Write back every line of the listing exactly, excluding images.
··· PROVIDED DATA
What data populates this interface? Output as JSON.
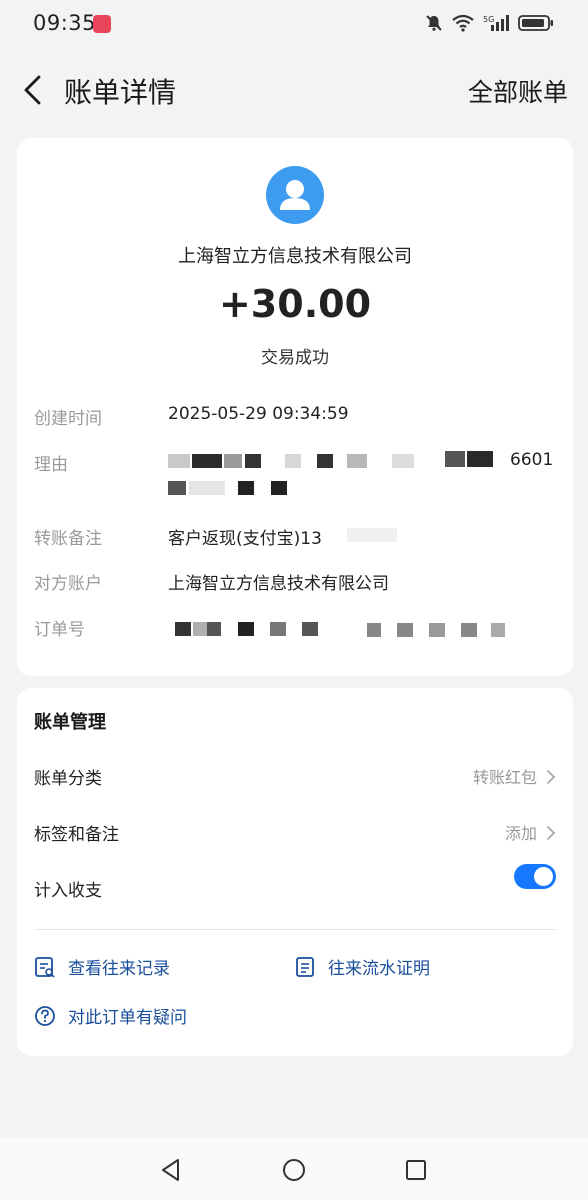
{
  "status_bar": {
    "time": "09:35",
    "network": "5G",
    "icons": [
      "app-notification-icon",
      "mute-bell-icon",
      "wifi-icon",
      "5g-signal-icon",
      "battery-icon"
    ]
  },
  "nav": {
    "title": "账单详情",
    "right_link": "全部账单"
  },
  "transaction": {
    "merchant": "上海智立方信息技术有限公司",
    "amount": "+30.00",
    "status": "交易成功"
  },
  "details": {
    "created_label": "创建时间",
    "created_value": "2025-05-29 09:34:59",
    "reason_label": "理由",
    "reason_value_visible": "6601",
    "remark_label": "转账备注",
    "remark_value": "客户返现(支付宝)13",
    "account_label": "对方账户",
    "account_value": "上海智立方信息技术有限公司",
    "order_label": "订单号"
  },
  "management": {
    "title": "账单管理",
    "category_label": "账单分类",
    "category_value": "转账红包",
    "tags_label": "标签和备注",
    "tags_value": "添加",
    "income_label": "计入收支",
    "income_enabled": true,
    "toggle_color": "#1677ff"
  },
  "links": {
    "records": "查看往来记录",
    "proof": "往来流水证明",
    "question": "对此订单有疑问",
    "link_color": "#1a4f9c"
  },
  "system_nav": {
    "icons": [
      "back-triangle-icon",
      "home-circle-icon",
      "recents-square-icon"
    ]
  }
}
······
_TASK RESPONSE_.
What data populates this interface? Output as JSON.
{
  "status_bar": {
    "time": "09:35",
    "network": "5G",
    "icons": [
      "app-notification-icon",
      "mute-bell-icon",
      "wifi-icon",
      "5g-signal-icon",
      "battery-icon"
    ]
  },
  "nav": {
    "title": "账单详情",
    "right_link": "全部账单"
  },
  "transaction": {
    "merchant": "上海智立方信息技术有限公司",
    "amount": "+30.00",
    "status": "交易成功"
  },
  "details": {
    "created_label": "创建时间",
    "created_value": "2025-05-29 09:34:59",
    "reason_label": "理由",
    "reason_value_visible": "6601",
    "remark_label": "转账备注",
    "remark_value": "客户返现(支付宝)13",
    "account_label": "对方账户",
    "account_value": "上海智立方信息技术有限公司",
    "order_label": "订单号"
  },
  "management": {
    "title": "账单管理",
    "category_label": "账单分类",
    "category_value": "转账红包",
    "tags_label": "标签和备注",
    "tags_value": "添加",
    "income_label": "计入收支",
    "income_enabled": true,
    "toggle_color": "#1677ff"
  },
  "links": {
    "records": "查看往来记录",
    "proof": "往来流水证明",
    "question": "对此订单有疑问",
    "link_color": "#1a4f9c"
  },
  "system_nav": {
    "icons": [
      "back-triangle-icon",
      "home-circle-icon",
      "recents-square-icon"
    ]
  }
}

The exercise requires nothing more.